The arnica in the garden is in full flower:
This plant was put in from a $5 nursery pot in January. That’s last January. So it flowered in the summer and had all these babies and now it’s flowering again. I’m super impressed because I thought it might be a few years before there were enough flowers to harvest.
Arnica seems to like the dry, very well drained soil, and the warm climate. I’ve tried growing it on the east coast, where it was ok but not prolific. You can sometimes pick up arnica in nurseries, and the seeds and plants are sometimes available on trademe.
I made an infused oil yesterday. I took most of the flowers that were in good condition. I’m hoping that arnica is like calendula in that the more you pick the flowers the more flowers grow.
It’s been a long time since I’ve used arnica oil (it’s hard to find commerically as an oil on its own). Arnica is a classic remedy for strains and bruises. I’ve used homeopathic arnica for this, but would like to try the oil too. Arnica is often avoided for internal use as it is toxic in higher doses, but some herbalists use it in small doses. Here’s US Great Lakes herbalist Jim Macdonald’s view on arnica:

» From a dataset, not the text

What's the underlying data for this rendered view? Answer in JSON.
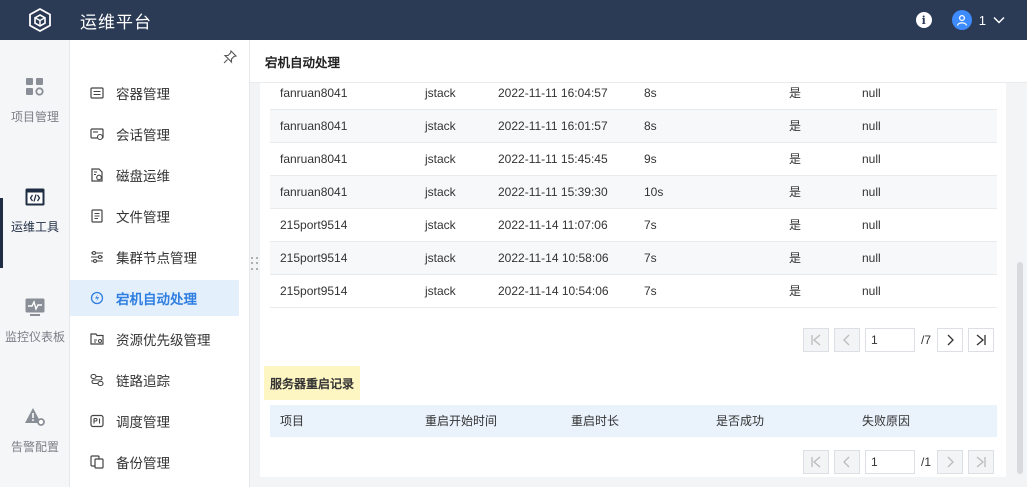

Arnica is among the premier herbs for treating injury. Applied topically, it summons the blood and Vital Force of the body to the injury and will help ease swelling, inflammation, pain, and bruising. Taken internally it helps repair and ease the pain resulting from torn muscles and connective tissues, either from a sprain or from overzealous exercise (think about the achy feeling after a workout, or the first day of heavy duty yardwork in the spring); I’ve taken 5 drops before bed after a hard days labor to ease that sore, achy, “I did too much” feeling that often comes the next morning. Remember, in its herbal form Arnica should be used in small doses of 5-10 drops. Also, because of its action of summoning blood to the site it is applied topically to, it should not be used on broken skin. In such cases, think Yarrow.